* **Task statement**: Go through the material and set down every line without alteration.

* **Data records**:
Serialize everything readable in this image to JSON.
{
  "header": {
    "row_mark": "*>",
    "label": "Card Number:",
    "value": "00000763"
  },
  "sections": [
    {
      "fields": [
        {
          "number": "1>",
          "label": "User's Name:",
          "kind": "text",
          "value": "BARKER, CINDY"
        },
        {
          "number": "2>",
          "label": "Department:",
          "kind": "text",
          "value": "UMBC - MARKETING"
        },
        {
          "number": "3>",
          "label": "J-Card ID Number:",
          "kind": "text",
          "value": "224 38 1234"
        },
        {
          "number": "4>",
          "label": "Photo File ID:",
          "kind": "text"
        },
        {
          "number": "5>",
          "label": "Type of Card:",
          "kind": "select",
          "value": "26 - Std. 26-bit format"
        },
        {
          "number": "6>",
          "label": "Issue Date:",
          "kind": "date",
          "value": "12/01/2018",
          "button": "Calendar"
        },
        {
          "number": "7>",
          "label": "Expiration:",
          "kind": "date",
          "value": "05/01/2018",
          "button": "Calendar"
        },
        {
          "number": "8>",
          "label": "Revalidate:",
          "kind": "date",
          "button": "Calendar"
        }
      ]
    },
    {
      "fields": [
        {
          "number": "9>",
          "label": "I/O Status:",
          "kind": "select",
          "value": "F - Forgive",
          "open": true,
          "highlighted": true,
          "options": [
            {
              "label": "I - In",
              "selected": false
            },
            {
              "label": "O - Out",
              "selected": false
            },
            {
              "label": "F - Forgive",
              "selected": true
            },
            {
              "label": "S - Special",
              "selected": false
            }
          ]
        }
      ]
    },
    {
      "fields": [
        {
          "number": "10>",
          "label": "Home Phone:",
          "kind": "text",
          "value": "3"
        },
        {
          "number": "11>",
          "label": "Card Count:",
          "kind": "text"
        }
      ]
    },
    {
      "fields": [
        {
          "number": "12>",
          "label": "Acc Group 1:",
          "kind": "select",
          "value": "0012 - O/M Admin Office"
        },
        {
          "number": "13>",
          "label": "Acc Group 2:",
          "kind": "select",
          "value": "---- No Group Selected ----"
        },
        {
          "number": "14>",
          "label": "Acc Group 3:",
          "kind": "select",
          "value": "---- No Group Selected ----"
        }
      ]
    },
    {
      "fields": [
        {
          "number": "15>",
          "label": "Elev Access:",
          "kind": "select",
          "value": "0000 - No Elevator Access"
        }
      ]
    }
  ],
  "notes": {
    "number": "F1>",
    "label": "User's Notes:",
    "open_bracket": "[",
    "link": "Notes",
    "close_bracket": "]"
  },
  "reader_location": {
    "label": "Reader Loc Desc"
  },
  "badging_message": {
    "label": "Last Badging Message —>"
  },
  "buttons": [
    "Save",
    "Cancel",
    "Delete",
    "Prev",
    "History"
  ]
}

* **Result for this task**:
Serialize everything readable in this image to JSON.
{
  "header": {
    "row_mark": "*>",
    "label": "Card Number:",
    "value": "00000763"
  },
  "sections": [
    {
      "fields": [
        {
          "number": "1>",
          "label": "User's Name:",
          "kind": "text",
          "value": "BARKER, CINDY"
        },
        {
          "number": "2>",
          "label": "Department:",
          "kind": "text",
          "value": "UMBC - MARKETING"
        },
        {
          "number": "3>",
          "label": "J-Card ID Number:",
          "kind": "text",
          "value": "224 38 1234"
        },
        {
          "number": "4>",
          "label": "Photo File ID:",
          "kind": "text"
        },
        {
          "number": "5>",
          "label": "Type of Card:",
          "kind": "select",
          "value": "26 - Std. 26-bit format"
        },
        {
          "number": "6>",
          "label": "Issue Date:",
          "kind": "date",
          "value": "12/01/2018",
          "button": "Calendar"
        },
        {
          "number": "7>",
          "label": "Expiration:",
          "kind": "date",
          "value": "05/01/2018",
          "button": "Calendar"
        },
        {
          "number": "8>",
          "label": "Revalidate:",
          "kind": "date",
          "button": "Calendar"
        }
      ]
    },
    {
      "fields": [
        {
          "number": "9>",
          "label": "I/O Status:",
          "kind": "select",
          "value": "F - Forgive",
          "open": true,
          "highlighted": true,
          "options": [
            {
              "label": "I - In",
              "selected": false
            },
            {
              "label": "O - Out",
              "selected": false
            },
            {
              "label": "F - Forgive",
              "selected": true
            },
            {
              "label": "S - Special",
              "selected": false
            }
          ]
        }
      ]
    },
    {
      "fields": [
        {
          "number": "10>",
          "label": "Home Phone:",
          "kind": "text",
          "value": "3"
        },
        {
          "number": "11>",
          "label": "Card Count:",
          "kind": "text"
        }
      ]
    },
    {
      "fields": [
        {
          "number": "12>",
          "label": "Acc Group 1:",
          "kind": "select",
          "value": "0012 - O/M Admin Office"
        },
        {
          "number": "13>",
          "label": "Acc Group 2:",
          "kind": "select",
          "value": "---- No Group Selected ----"
        },
        {
          "number": "14>",
          "label": "Acc Group 3:",
          "kind": "select",
          "value": "---- No Group Selected ----"
        }
      ]
    },
    {
      "fields": [
        {
          "number": "15>",
          "label": "Elev Access:",
          "kind": "select",
          "value": "0000 - No Elevator Access"
        }
      ]
    }
  ],
  "notes": {
    "number": "F1>",
    "label": "User's Notes:",
    "open_bracket": "[",
    "link": "Notes",
    "close_bracket": "]"
  },
  "reader_location": {
    "label": "Reader Loc Desc"
  },
  "badging_message": {
    "label": "Last Badging Message —>"
  },
  "buttons": [
    "Save",
    "Cancel",
    "Delete",
    "Prev",
    "History"
  ]
}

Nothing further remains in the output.